Work instruction | Copy the records that follow exactly, leaving nothing out.

Given records |
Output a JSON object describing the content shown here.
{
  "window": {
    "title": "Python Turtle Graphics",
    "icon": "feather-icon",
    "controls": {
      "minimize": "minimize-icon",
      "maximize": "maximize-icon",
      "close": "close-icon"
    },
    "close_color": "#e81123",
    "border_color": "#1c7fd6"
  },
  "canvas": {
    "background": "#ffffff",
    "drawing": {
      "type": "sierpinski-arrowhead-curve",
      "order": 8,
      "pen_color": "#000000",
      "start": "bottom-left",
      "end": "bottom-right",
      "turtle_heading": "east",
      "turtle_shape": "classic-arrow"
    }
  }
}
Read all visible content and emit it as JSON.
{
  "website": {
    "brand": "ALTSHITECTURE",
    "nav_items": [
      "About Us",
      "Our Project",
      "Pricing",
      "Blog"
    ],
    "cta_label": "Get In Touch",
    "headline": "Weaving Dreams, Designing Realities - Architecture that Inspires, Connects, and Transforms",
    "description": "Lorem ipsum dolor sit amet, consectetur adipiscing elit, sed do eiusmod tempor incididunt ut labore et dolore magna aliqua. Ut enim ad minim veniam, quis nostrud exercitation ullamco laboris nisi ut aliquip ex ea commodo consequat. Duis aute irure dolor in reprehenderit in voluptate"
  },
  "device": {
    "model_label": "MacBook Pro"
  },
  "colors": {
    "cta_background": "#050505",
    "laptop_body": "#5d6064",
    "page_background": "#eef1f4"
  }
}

Exercise result |
Output a JSON object describing the content shown here.
{
  "window": {
    "title": "Python Turtle Graphics",
    "icon": "feather-icon",
    "controls": {
      "minimize": "minimize-icon",
      "maximize": "maximize-icon",
      "close": "close-icon"
    },
    "close_color": "#e81123",
    "border_color": "#1c7fd6"
  },
  "canvas": {
    "background": "#ffffff",
    "drawing": {
      "type": "sierpinski-arrowhead-curve",
      "order": 8,
      "pen_color": "#000000",
      "start": "bottom-left",
      "end": "bottom-right",
      "turtle_heading": "east",
      "turtle_shape": "classic-arrow"
    }
  }
}
Read all visible content and emit it as JSON.
{
  "website": {
    "brand": "ALTSHITECTURE",
    "nav_items": [
      "About Us",
      "Our Project",
      "Pricing",
      "Blog"
    ],
    "cta_label": "Get In Touch",
    "headline": "Weaving Dreams, Designing Realities - Architecture that Inspires, Connects, and Transforms",
    "description": "Lorem ipsum dolor sit amet, consectetur adipiscing elit, sed do eiusmod tempor incididunt ut labore et dolore magna aliqua. Ut enim ad minim veniam, quis nostrud exercitation ullamco laboris nisi ut aliquip ex ea commodo consequat. Duis aute irure dolor in reprehenderit in voluptate"
  },
  "device": {
    "model_label": "MacBook Pro"
  },
  "colors": {
    "cta_background": "#050505",
    "laptop_body": "#5d6064",
    "page_background": "#eef1f4"
  }
}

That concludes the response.